Chinese jets intercept U.S. radiation-sniffing plane, U.S. says
WASHINGTON (Reuters) - Two Chinese SU-30 aircraft carried out what the U.S. military described as an "unprofessional" intercept of a U.S. aircraft designed to detect radiation while it was flying in international air space over the East China Sea.
"The issue is being addressed with China through appropriate diplomatic and military channels," said U.S. Air Force spokeswoman Lieutenant Colonel Lori Hodge.
Hodge said the U.S. characterization of the incident was based on initial reports from the U.S. air crew aboard the WC-135 Constant Phoenix aircraft "due to the manoeuvres by the Chinese pilot, as well as the speeds and proximity of both aircraft".
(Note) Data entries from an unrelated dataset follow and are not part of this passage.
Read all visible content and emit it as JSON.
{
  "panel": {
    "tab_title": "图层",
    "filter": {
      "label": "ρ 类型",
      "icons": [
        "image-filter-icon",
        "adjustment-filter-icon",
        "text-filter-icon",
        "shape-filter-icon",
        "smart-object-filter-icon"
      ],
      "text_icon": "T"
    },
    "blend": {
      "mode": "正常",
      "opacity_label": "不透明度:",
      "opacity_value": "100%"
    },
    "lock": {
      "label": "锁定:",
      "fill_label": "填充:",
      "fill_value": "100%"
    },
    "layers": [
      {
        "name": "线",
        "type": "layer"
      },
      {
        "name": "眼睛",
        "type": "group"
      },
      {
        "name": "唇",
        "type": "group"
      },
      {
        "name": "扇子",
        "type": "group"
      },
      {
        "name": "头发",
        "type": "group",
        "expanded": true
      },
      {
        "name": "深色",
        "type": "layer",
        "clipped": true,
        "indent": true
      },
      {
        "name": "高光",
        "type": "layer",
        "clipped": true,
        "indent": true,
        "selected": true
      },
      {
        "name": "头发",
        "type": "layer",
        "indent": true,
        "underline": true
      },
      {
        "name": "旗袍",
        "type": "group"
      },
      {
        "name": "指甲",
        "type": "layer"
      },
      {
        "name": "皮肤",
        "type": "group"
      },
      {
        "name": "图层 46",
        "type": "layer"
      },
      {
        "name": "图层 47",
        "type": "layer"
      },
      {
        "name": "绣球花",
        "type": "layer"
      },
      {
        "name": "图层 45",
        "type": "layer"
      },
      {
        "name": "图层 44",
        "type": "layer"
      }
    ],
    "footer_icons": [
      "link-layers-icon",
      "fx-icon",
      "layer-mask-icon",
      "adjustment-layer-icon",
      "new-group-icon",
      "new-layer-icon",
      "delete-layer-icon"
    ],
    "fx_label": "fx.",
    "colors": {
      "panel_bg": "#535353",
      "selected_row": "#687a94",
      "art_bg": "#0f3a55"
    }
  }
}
"Distances always have a bearing on how we characterize interactions," Hodge said, adding a U.S. military investigation into the intercept was under way.
She said the WC-135 was carrying out a routine mission at the time and was operating in accordance with international law.
China's Defence Ministry, in a short statement, said the U.S. account "did not accord with the facts".
It said that what it described as a U.S. surveillance aircraft was carrying out surveillance activities over the Yellow Sea, and Chinese aircraft went to investigate "in accordance with the law and the rules".
"The relevant action was professional and safe," it said.
The ministry added that U.S. military ships and aircraft frequently carrying out close-in surveillance is the root cause of safety problems between China and the United States at sea and in the air. Continued...